“It’s pretty amazing how quickly these fans have bonded to me, and vice versa,” Verlander said after the game. “I feel it, I appreciate it, especially on the field.”

In Games 1 and 2, the stadium overflowed with the confidence born out of not having been in a game of this magnitude in the past decade, not anticipating the kind of disaster that would ultimately take place in New York. By Friday night, the crowd had been staring into the abyss all week, looking at a full-time transition to football season about a week and a half earlier than they’d planned. With Verlander on the mound, they expected the best, but with the team hitting .143/.234/.213 through five games of the ALCS, they expected the worst. It was optimism underpinned by anxiety, and as the game wore on that anxiety grew and grew. If the Astros didn’t score, one rough inning by Verlander could end the season.

But the Astros scored in the fifth, and in the seventh, Verlander hit his rough inning. He walked Greg Bird to lead off the inning, then hit Starlin Castro. Aaron Hicks, representing the tying run, worked a 3-0 count, took two strikes, then fouled off four straight pitches before Verlander finally put him away with a dirty slider low and on the outside corner. The next batter, Frazier, scalded a ball to the gap.

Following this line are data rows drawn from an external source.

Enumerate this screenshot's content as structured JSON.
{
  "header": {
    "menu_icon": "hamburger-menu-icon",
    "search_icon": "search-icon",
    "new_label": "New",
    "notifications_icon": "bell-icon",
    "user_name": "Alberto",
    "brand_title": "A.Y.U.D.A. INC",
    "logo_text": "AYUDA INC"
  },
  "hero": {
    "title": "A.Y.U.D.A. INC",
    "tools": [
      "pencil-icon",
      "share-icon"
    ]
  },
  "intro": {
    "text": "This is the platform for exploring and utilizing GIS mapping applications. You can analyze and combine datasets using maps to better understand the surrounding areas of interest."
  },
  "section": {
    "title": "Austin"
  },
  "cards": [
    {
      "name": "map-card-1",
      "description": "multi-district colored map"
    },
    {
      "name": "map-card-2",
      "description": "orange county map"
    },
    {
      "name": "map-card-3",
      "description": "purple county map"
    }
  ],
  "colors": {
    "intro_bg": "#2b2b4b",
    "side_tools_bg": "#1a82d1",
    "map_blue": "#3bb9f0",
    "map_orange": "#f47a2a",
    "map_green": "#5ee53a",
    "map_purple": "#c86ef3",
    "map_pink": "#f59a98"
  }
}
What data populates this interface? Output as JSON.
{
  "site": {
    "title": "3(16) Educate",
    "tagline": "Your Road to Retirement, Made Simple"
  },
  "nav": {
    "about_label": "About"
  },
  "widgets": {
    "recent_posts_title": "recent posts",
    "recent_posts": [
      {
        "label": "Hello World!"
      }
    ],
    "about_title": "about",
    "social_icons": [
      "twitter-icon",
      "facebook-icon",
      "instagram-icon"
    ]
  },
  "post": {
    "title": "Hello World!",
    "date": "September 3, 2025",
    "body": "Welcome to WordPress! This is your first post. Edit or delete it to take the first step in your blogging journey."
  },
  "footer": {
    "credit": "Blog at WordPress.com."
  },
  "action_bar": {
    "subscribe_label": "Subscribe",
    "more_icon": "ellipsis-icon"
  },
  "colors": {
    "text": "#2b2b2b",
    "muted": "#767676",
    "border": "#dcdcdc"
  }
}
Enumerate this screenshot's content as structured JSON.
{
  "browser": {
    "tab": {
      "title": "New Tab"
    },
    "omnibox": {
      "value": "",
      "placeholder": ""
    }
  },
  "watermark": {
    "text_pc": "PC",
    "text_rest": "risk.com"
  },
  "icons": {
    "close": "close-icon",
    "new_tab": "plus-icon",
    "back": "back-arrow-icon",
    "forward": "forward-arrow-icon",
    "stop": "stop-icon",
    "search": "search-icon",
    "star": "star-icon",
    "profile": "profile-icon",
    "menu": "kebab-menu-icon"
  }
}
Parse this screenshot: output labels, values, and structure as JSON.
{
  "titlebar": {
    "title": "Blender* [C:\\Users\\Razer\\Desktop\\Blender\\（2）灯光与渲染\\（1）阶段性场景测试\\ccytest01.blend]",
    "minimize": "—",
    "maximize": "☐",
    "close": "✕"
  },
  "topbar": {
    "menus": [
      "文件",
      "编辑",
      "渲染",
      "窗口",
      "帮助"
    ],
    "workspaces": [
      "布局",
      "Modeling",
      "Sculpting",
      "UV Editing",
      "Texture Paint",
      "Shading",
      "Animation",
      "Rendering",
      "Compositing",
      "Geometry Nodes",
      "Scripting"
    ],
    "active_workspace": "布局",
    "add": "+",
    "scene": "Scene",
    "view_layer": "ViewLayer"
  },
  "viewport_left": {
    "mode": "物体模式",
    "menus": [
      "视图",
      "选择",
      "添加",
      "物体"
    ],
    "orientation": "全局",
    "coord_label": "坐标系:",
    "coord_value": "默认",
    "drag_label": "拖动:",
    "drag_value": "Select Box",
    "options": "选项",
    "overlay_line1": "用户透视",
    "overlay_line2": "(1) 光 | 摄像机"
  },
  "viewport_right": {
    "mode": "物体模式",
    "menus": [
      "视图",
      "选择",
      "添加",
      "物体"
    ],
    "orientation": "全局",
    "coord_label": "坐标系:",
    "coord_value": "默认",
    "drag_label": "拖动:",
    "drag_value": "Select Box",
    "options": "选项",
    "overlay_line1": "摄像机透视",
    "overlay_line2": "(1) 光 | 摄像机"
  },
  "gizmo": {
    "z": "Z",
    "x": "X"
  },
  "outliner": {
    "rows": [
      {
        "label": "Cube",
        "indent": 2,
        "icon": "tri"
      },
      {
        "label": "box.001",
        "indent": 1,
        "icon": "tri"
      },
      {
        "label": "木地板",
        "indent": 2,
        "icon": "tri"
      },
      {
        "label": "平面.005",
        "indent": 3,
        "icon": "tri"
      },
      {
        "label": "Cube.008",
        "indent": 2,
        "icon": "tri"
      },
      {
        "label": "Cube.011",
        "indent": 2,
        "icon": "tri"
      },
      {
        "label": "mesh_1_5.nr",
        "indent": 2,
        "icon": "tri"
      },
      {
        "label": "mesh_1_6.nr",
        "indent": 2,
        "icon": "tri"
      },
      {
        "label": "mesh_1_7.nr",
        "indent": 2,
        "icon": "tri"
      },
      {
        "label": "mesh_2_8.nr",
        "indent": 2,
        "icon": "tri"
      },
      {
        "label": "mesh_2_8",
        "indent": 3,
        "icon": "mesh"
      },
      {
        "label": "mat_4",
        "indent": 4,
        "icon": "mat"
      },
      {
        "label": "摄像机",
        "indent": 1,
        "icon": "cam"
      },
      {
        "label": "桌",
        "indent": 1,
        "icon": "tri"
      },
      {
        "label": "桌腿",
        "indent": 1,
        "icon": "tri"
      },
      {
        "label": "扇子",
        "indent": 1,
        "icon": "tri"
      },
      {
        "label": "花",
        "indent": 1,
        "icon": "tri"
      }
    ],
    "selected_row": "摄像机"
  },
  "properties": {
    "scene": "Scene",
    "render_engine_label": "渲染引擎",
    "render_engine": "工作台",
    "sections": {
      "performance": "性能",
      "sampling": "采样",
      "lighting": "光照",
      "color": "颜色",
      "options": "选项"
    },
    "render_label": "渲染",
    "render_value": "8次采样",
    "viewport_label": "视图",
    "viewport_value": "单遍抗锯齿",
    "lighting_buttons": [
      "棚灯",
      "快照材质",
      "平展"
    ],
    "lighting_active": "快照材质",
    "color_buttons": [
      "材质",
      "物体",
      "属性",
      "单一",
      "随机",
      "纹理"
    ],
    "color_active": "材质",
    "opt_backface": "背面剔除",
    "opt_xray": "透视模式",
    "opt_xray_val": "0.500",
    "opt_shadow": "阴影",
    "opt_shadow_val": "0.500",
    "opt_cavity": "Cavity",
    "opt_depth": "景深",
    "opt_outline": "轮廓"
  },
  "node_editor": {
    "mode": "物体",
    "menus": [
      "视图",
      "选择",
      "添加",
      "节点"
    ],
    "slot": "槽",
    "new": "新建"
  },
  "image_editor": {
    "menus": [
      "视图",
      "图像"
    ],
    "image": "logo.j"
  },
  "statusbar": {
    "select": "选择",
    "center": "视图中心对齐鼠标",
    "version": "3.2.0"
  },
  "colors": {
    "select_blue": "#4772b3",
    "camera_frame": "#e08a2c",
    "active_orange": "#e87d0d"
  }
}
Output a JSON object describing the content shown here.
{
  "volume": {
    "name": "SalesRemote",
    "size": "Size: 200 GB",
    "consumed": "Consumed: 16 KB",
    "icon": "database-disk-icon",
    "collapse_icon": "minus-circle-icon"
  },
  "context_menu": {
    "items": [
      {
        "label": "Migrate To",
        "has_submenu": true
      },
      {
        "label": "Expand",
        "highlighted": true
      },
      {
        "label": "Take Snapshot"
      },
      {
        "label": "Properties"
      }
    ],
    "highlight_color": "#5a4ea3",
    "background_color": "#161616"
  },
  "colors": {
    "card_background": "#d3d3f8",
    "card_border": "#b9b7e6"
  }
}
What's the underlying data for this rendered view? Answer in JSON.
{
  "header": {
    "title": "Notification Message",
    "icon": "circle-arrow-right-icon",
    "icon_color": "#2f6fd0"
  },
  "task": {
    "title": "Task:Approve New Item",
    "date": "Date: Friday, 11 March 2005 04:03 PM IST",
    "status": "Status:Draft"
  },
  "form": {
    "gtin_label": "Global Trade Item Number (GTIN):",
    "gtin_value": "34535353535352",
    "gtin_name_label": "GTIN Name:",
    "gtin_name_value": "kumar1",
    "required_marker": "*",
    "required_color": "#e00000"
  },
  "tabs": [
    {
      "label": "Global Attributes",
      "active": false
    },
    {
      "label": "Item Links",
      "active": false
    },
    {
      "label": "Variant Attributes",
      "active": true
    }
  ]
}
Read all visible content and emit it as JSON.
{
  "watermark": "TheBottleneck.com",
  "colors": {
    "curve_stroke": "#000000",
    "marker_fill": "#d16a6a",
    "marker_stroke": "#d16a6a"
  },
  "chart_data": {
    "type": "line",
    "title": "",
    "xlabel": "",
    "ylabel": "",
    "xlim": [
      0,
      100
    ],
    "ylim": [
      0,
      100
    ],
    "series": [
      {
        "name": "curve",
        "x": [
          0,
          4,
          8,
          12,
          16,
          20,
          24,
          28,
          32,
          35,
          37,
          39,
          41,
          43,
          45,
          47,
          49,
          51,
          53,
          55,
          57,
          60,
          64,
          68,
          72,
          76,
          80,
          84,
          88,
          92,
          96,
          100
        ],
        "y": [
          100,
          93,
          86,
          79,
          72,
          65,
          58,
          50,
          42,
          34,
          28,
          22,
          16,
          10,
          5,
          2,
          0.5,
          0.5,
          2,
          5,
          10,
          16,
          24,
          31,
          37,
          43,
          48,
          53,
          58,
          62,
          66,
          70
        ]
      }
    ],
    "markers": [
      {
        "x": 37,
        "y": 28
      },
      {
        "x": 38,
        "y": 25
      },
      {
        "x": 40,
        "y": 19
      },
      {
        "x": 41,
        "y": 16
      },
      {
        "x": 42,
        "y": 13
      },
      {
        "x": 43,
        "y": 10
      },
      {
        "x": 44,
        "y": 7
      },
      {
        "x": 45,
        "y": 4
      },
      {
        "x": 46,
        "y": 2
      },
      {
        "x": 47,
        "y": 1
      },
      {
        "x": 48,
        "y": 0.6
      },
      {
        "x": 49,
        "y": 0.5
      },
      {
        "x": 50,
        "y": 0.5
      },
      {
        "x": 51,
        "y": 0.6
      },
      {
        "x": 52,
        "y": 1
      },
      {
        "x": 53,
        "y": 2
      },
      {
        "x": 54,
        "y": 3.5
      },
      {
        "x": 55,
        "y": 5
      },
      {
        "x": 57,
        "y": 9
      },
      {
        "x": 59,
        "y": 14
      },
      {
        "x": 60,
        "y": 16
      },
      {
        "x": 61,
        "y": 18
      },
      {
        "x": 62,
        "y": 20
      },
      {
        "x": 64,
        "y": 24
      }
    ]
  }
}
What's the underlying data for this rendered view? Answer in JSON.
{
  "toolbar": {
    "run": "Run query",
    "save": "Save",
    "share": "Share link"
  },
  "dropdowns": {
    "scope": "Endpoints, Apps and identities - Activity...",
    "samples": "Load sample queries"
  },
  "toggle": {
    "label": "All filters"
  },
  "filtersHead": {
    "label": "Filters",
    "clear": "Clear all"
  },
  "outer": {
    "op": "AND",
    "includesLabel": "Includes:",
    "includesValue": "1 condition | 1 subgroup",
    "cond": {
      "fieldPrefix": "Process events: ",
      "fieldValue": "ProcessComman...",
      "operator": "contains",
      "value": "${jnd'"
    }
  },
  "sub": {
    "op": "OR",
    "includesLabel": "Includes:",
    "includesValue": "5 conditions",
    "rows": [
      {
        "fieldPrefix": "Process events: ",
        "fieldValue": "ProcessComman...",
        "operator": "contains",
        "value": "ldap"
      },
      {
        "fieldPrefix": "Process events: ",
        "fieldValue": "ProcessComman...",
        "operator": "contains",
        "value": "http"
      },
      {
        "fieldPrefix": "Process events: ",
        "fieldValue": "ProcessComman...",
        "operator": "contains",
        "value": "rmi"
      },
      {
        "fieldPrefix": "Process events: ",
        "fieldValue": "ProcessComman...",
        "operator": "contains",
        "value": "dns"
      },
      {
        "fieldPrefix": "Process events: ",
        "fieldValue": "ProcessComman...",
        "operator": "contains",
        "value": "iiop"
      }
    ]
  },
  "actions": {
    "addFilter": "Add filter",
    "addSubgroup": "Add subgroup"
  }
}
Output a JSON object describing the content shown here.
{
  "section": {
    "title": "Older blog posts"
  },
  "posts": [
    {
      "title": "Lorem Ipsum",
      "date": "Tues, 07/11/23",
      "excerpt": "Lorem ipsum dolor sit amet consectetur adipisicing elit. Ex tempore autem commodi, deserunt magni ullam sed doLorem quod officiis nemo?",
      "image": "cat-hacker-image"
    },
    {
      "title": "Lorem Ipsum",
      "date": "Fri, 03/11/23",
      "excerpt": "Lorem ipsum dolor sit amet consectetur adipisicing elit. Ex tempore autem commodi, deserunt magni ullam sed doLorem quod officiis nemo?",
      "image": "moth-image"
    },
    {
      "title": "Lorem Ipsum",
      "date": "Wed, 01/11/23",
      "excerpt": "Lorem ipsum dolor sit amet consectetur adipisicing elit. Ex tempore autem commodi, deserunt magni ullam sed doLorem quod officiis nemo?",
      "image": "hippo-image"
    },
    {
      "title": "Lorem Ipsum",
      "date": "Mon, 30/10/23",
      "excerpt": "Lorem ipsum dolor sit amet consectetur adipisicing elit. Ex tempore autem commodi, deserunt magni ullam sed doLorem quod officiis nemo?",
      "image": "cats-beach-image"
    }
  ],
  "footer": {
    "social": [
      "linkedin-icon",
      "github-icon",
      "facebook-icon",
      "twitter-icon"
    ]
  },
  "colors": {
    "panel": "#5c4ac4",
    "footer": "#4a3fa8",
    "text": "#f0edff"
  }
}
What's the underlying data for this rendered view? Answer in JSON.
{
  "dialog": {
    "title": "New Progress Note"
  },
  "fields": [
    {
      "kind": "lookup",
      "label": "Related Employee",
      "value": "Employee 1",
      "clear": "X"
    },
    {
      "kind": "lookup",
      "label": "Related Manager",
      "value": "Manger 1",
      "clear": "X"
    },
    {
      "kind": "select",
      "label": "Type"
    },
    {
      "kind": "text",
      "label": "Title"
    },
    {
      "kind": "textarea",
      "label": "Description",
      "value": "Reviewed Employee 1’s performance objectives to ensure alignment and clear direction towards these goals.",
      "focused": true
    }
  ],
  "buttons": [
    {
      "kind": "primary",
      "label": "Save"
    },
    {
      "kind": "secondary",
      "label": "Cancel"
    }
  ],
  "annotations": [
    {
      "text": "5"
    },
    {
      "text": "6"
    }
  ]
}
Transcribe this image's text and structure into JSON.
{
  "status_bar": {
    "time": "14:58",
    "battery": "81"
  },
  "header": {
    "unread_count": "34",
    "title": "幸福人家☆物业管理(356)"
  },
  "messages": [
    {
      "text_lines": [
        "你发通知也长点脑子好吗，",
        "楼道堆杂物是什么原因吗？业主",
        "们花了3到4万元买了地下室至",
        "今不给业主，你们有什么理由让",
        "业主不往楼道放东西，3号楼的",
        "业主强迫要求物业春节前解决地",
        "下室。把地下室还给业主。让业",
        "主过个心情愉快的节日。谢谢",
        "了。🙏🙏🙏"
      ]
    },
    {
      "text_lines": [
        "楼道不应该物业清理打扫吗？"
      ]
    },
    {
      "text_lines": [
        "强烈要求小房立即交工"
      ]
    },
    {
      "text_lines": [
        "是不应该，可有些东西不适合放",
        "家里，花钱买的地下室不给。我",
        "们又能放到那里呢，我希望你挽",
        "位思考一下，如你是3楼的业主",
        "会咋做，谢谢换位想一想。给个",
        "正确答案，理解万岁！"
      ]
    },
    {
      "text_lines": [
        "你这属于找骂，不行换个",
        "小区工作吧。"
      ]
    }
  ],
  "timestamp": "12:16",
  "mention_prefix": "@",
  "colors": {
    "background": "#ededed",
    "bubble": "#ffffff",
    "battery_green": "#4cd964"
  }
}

It would’ve hit the wall just right of the 404 sign in left center and brought home two runs had center fielder George Springer not hurled himself against the fence to reel it in.

A literal back-against-the-wall play.

“I thought, ‘Holy hell, it’s going to leave the yard.’ I thought it was out,” Hinch said. “That's the deepest part of the yard, and I've seen a lot of balls carry. And I've seen him hit one arm or one-handed swings this series and the ball carry out of the ballpark. I did think it was out.”

It wasn’t, and just like that, Chase Headley grounded out to end the inning. The intensity of the frame, and the 24 pitches Verlander threw, took him out of the game after just seven innings, but he’d escaped the Yankees’ biggest threat of the night, and the stadium exhaled again. Aaron Judge cut the lead to two with a towering home run off Brad Peacock in the eighth, but in the bottom of that inning, the Astros’ bats showed up in a way they hadn’t since the Division Series.

The leadoff hitter, Altuve, answered Judge’s homer with a wall-scraper into the Crawford Boxes, and the next three Astros got hits—importantly, off David Robertson, who’d been imperious so far this postseason. The Astros pushed four across the plate in the bottom of the eighth, and each hit peeled off a layer of the crowd’s anxiety, until all that remained was the brash confidence of Games 1 and 2. Nothing tempered their enthusiasm afterward—not closer Ken Giles’s scoreless but shaky ninth, nor the knowledge that the Astros will have to somehow get 27 outs on Saturday without Verlander, and with Dallas Keuchel and Lance McCullers available only out of the pen on short rest.

The Astros brought the series level, to be decided by one last game—at home, where they’re 15-2 since September 1. In the process they not only won, but made the vaunted Yankee bullpen bleed. Verlander was incredible once again, and Altuve and the offense are finally putting runs on the board. This is business as usual—what is there to fear?